In 1543 Vesalius conducted a public dissection in Basel, Switzerland on the body of Jakob Karrer, a notorious local criminal. Afterwards Vesalius assembled and articulated the bones donating the skeleton to the University of Basel. So well preserved was this dissection that it remains the world’s oldest surviving anatomical example. In that same year Andreas Vesalius published his magnus opus entitled: De humani corporis fabrica ( The Fabric of the Human Body). That work was groundbreaking and a major development in modern medical science.
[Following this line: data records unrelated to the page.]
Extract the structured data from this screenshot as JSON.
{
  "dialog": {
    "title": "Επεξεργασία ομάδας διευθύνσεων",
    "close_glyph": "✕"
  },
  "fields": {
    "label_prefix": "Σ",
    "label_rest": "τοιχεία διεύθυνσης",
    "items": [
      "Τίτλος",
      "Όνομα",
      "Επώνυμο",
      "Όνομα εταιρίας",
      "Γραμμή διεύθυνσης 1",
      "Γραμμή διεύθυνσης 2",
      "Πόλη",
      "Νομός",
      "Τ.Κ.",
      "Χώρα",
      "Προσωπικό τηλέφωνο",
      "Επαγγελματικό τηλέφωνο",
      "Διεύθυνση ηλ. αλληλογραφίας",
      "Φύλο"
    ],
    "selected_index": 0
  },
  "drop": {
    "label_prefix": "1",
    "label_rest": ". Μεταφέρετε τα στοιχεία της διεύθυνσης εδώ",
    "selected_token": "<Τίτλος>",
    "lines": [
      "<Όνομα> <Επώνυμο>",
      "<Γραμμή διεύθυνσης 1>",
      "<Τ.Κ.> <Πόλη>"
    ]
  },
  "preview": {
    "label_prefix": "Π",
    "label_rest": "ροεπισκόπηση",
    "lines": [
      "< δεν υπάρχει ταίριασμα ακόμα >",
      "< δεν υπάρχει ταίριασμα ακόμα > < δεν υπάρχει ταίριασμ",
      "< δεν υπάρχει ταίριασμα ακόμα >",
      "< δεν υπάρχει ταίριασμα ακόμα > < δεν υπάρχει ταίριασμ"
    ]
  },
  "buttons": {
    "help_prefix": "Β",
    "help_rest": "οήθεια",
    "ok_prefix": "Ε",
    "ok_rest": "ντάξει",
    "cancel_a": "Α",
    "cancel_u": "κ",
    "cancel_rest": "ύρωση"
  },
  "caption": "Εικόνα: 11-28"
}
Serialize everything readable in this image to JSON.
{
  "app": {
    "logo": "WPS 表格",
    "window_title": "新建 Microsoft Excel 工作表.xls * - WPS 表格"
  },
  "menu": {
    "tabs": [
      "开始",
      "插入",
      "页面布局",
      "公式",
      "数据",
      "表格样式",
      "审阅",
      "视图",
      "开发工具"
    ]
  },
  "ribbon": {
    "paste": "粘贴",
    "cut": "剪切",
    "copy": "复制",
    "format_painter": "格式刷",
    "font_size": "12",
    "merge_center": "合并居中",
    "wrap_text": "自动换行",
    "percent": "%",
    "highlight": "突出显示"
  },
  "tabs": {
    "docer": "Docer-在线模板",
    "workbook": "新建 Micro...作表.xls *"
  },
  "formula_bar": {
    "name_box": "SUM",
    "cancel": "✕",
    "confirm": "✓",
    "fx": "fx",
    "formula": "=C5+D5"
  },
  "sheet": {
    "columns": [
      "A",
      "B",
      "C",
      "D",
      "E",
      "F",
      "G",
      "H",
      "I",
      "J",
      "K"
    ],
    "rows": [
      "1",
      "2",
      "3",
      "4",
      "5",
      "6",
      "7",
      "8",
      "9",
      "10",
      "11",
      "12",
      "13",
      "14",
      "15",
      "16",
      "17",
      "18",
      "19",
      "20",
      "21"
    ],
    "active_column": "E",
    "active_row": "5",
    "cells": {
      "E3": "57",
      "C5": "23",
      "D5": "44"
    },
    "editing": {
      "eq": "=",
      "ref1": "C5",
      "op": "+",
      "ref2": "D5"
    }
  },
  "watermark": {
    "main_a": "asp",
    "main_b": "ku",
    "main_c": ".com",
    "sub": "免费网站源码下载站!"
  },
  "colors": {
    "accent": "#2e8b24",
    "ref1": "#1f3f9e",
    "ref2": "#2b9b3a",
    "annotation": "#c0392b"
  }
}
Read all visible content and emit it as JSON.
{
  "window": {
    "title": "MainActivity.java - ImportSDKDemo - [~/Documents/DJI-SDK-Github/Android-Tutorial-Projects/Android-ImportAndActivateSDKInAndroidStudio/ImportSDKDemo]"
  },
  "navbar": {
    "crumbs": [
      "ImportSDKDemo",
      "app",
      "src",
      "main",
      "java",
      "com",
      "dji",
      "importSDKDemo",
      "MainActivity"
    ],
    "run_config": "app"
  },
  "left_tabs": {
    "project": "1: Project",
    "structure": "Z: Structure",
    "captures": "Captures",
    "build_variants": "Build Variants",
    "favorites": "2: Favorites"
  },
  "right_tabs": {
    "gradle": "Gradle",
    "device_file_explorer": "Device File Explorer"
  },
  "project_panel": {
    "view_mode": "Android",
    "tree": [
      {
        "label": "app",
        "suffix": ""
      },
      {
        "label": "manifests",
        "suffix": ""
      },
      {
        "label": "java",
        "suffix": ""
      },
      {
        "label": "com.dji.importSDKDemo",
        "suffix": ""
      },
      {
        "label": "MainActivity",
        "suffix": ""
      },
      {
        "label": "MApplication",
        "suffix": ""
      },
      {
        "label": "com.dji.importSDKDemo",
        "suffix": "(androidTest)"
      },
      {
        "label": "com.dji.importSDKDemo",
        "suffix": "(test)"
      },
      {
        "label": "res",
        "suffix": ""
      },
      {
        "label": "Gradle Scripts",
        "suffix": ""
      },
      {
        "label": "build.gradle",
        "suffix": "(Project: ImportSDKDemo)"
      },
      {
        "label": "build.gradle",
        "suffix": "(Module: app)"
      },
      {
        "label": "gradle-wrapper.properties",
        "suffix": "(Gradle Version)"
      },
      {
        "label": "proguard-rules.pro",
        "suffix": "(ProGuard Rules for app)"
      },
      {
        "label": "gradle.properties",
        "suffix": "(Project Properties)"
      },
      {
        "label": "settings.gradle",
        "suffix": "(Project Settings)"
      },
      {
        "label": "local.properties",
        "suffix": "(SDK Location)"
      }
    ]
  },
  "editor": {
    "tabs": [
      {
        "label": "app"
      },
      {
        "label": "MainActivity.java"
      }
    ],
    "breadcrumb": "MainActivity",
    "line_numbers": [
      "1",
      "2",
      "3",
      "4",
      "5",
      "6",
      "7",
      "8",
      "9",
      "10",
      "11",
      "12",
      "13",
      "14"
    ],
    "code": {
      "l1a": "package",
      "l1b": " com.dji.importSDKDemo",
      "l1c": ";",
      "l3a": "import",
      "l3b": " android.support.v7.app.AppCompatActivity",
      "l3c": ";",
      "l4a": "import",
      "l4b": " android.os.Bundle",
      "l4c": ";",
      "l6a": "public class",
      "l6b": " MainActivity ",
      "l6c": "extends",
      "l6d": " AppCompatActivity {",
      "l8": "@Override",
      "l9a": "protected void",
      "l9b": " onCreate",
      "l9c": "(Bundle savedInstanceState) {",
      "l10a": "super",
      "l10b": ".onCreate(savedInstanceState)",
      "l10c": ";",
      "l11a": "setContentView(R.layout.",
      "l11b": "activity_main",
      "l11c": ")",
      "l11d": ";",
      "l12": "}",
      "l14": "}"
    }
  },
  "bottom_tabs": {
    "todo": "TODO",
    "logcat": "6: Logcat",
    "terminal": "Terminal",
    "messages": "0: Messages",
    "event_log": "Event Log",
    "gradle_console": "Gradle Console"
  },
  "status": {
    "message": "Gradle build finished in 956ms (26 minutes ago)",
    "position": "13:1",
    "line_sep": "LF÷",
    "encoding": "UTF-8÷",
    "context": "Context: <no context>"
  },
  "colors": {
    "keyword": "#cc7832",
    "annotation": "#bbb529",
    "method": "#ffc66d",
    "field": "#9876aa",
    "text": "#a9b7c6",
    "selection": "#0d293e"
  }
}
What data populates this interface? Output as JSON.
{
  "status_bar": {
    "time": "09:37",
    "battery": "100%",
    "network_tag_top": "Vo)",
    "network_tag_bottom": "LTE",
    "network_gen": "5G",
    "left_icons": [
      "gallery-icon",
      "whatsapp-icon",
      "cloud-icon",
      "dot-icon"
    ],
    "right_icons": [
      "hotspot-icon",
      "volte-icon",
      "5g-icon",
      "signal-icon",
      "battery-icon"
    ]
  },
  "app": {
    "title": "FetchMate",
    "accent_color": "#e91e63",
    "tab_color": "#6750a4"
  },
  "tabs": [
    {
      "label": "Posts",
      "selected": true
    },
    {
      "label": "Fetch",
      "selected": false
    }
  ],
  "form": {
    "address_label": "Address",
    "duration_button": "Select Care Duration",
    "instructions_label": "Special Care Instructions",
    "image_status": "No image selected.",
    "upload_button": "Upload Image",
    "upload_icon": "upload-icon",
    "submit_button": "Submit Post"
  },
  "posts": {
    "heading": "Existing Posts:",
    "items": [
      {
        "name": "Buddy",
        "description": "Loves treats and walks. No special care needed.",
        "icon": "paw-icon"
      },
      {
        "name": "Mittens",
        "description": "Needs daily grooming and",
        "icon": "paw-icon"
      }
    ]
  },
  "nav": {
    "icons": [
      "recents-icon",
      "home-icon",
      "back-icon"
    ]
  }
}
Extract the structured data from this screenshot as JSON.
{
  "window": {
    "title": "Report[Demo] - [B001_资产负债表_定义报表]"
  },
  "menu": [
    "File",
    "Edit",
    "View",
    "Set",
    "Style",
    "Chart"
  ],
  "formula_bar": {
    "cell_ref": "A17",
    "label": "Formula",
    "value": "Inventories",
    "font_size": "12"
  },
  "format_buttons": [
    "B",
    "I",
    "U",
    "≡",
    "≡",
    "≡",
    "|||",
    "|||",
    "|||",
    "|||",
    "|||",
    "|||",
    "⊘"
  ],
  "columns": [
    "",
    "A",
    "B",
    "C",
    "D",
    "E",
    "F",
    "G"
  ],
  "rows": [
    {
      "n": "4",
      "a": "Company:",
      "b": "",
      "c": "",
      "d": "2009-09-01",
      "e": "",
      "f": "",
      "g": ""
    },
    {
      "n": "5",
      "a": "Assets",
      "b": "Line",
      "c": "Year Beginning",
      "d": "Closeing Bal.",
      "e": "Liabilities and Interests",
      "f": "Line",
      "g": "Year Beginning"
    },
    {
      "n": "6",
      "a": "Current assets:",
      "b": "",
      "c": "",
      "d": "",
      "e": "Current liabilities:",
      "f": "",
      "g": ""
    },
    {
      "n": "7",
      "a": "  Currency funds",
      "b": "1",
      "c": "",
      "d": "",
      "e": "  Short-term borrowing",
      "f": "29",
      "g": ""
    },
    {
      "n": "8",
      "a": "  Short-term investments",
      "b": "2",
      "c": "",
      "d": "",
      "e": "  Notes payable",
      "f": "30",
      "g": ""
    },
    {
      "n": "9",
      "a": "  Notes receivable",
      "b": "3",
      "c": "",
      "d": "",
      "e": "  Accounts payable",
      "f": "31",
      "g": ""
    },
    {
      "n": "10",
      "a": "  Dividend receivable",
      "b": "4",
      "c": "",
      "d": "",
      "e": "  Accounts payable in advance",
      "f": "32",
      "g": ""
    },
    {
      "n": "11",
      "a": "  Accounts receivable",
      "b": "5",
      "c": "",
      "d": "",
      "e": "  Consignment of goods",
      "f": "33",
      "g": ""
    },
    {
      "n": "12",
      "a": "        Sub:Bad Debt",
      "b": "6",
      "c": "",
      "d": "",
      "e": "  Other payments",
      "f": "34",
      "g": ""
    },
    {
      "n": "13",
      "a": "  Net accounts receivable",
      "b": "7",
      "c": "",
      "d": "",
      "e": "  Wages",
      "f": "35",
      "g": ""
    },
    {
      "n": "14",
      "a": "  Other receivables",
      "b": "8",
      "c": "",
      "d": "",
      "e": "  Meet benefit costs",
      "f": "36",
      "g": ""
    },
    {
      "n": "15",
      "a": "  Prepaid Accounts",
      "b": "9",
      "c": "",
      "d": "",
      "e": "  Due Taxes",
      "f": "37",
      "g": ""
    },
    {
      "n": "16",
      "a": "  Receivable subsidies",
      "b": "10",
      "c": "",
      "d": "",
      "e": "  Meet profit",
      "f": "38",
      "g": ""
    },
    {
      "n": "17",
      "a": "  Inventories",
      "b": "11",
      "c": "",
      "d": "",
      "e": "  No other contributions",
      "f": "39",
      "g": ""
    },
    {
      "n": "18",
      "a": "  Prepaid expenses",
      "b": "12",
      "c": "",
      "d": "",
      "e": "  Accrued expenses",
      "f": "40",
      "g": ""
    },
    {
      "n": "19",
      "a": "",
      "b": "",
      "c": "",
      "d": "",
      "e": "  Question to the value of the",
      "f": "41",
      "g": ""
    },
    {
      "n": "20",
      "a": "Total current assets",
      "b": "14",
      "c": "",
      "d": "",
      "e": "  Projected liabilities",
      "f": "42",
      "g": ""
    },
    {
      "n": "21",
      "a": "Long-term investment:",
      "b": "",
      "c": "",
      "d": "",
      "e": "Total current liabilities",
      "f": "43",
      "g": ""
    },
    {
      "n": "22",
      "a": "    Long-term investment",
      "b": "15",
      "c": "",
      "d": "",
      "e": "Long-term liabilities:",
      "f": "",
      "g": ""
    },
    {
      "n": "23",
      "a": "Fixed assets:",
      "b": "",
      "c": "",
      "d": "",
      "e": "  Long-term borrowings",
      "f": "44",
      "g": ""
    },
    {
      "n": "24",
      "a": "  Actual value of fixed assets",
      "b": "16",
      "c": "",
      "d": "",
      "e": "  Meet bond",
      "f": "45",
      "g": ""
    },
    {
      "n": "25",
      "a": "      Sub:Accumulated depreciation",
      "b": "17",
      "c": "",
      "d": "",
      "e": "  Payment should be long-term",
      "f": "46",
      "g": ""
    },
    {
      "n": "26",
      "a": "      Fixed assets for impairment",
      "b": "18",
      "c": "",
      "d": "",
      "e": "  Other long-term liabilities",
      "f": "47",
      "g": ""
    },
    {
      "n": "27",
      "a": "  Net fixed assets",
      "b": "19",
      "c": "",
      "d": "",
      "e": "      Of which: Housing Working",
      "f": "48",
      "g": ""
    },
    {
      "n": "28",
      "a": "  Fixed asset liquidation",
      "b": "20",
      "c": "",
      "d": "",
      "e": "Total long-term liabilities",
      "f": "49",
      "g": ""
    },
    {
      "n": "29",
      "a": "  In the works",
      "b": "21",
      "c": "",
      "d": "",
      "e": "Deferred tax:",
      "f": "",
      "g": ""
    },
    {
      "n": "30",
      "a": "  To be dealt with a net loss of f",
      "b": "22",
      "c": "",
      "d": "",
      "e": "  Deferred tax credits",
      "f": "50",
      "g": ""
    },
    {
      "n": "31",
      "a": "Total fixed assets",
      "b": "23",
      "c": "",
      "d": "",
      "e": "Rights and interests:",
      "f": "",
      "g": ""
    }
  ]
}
The book ,with over 273 exquisite illustrations, transformed anatomy into a subject that relied on observations taken directly from human dissections.
Over the next decade Vesalius traveled throughout Europe, surgically treating injuries, performing postmortems ,administering medications, addressing specific medical questions, and continuing his writings. The religious implications of his methods remained and Andreas was not without his enemies. —after all, this was during the age of the Inquisition. A new round of attacks called for his punishment. It is said (sources are unclear) that one of his main detractors claimed that Vesalius had performed an autopsy on an aristocrat while the heart was still beating. He was accused of “murder,” condemned to death but in a last-minute reprieve had his sentence commuted to a trip to Jerusalem and the Holy Land as penitence. On his return trip, he was shipwrecked on the island of
Zakynthos, Greece. He died shortly thereafter at age 49.
Andreas Vesalius’s legacy represents the introduction of human anatomy and surgery into modern medicine. After Vesalius, anatomy and surgery became a scientific discipline with implications that revolutionized the practice of medicine and changed the face of science. It is fitting that his epitaph reads “ Genius lives on; all else is mortal.” Hardly the description of a thieving graverobber from Brussels.
DID YOU KNOW?
— The skeleton of Swiss criminal Jacob Karrer is the world’s oldest surviving anatomical skeleton. It can be seen today at the Institute of Anatomy in Basel, Switzerland.
—So exquisite were the drawings found in Vesalius famous text De humani corporis fabrica that some art historians attribute the work to Italian master artist Titian.